But I must print a correction. Unless there are two or more persons named Mandy Mobley Li, I mischaracterized Mandy Mobley as “obviously hapless” in my blogpost “Repeal Section 7623,” 7/8/22. A source informs me that Mandy Mobley has a J.D. from Syracuse University College of Law, an M.B.A. from the MIT Sloan School of Management, and an S.B. from the Massachusetts Institute of Technology. Mandy Mobley is also a 2022 Presidential Management Fellows Finalist. This makes the entire case even more perplexing.

Clearly credentialed counsel on both sides, so why go to the bullpen, much less to the bleachers? Surely DC Circuit can deal with Section 7623 their own selves.

Howbeit, today IRS has a motion to swap out an attorney. But it’s labelled as a motion to withdraw as counsel, as if OCC were bailing on the whole case. Maybe that’s what happened in Li.

Ch J Kathleen (“TBS = The Big Shillelagh”) Kerrigan put it right.

“…respondent filed a document designated as a Motion to Withdraw as Counsel. However, the filing is more akin to a motion to withdraw counsel, insofar as respondent requests that MYC, who…filed respondent’s Motion to Dismiss for Lack of Jurisdiction, be withdrawn as counsel for respondent in this case. There is no objection to the granting of the Motion.” Order, at p. 1. (Name omitted).
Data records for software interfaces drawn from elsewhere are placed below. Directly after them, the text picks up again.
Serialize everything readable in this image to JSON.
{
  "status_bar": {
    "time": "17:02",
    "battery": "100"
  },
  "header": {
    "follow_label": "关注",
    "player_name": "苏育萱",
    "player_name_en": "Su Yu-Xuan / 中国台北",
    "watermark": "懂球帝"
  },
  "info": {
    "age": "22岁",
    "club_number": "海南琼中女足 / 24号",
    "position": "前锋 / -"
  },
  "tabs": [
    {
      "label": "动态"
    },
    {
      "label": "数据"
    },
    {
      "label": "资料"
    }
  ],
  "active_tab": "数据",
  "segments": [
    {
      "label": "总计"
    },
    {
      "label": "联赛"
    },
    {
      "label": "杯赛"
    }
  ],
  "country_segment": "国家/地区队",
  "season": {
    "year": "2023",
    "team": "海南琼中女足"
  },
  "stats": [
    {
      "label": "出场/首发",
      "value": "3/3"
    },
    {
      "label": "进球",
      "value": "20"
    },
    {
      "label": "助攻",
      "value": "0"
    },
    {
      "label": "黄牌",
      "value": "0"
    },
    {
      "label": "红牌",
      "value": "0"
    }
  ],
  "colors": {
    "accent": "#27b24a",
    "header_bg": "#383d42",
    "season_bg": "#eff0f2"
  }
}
So Ch J TBS recharacterizes appropriately, and MYC is auf’d. OCC stays in.